*** TASK MATERIAL

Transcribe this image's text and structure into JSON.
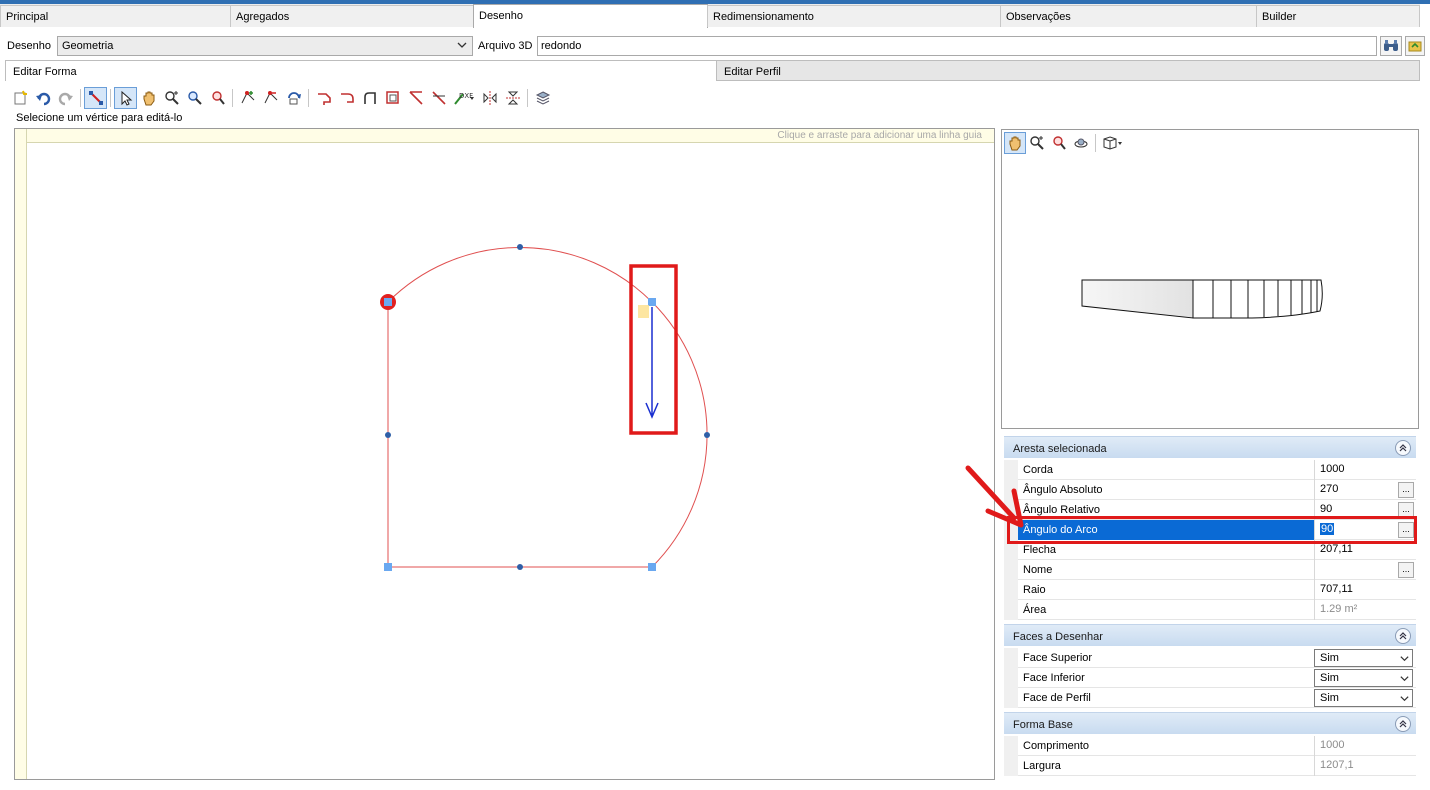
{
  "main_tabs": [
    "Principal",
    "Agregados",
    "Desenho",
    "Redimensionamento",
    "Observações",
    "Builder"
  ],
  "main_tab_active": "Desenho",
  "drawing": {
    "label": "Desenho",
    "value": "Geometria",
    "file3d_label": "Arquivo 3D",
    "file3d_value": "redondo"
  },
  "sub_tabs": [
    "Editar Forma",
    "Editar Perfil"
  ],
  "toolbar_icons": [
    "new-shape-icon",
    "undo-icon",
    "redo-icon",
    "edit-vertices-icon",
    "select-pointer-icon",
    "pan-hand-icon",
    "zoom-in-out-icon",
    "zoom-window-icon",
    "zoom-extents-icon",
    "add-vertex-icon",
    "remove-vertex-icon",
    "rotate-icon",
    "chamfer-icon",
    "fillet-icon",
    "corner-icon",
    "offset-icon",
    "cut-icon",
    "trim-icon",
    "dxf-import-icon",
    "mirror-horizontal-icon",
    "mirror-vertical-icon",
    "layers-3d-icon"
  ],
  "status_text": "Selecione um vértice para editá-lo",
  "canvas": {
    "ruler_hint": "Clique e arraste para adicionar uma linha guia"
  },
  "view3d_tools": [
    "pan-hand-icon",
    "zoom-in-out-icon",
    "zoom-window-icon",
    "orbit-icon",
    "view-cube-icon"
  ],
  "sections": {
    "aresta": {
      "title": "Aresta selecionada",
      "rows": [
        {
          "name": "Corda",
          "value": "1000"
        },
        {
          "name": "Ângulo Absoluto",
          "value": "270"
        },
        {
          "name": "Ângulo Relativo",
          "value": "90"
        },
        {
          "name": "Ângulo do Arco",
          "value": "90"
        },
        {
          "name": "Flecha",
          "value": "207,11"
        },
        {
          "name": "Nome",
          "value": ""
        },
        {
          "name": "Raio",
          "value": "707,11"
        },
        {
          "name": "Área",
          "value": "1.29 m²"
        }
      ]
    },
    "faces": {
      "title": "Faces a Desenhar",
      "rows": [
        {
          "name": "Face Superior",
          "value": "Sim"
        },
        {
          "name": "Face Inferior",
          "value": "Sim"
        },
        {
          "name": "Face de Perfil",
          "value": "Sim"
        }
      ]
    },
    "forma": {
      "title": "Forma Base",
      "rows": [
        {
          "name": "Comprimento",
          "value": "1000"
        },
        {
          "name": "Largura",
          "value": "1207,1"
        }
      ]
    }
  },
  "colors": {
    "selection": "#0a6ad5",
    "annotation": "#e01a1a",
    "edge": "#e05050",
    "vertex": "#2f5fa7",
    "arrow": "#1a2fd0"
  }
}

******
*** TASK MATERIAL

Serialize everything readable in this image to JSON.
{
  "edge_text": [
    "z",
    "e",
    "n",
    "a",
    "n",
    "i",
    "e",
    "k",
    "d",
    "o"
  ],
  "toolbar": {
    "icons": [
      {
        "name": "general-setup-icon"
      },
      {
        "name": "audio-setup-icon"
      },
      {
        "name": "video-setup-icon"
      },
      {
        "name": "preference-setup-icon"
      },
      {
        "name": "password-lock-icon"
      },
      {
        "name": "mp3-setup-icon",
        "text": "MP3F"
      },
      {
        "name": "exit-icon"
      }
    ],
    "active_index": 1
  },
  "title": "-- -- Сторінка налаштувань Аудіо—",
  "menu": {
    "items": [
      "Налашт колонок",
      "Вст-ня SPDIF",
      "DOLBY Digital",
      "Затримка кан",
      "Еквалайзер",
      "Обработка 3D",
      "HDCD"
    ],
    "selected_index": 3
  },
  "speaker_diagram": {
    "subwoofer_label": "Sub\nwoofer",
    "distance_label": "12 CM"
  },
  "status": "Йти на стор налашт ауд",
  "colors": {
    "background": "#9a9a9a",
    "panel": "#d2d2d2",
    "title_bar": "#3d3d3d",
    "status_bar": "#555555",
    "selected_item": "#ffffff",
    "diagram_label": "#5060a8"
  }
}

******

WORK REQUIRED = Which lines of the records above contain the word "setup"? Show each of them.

SOLUTION TO THE PROBLEM =
        "name": "general-setup-icon"
        "name": "audio-setup-icon"
        "name": "video-setup-icon"
        "name": "preference-setup-icon"
        "name": "mp3-setup-icon",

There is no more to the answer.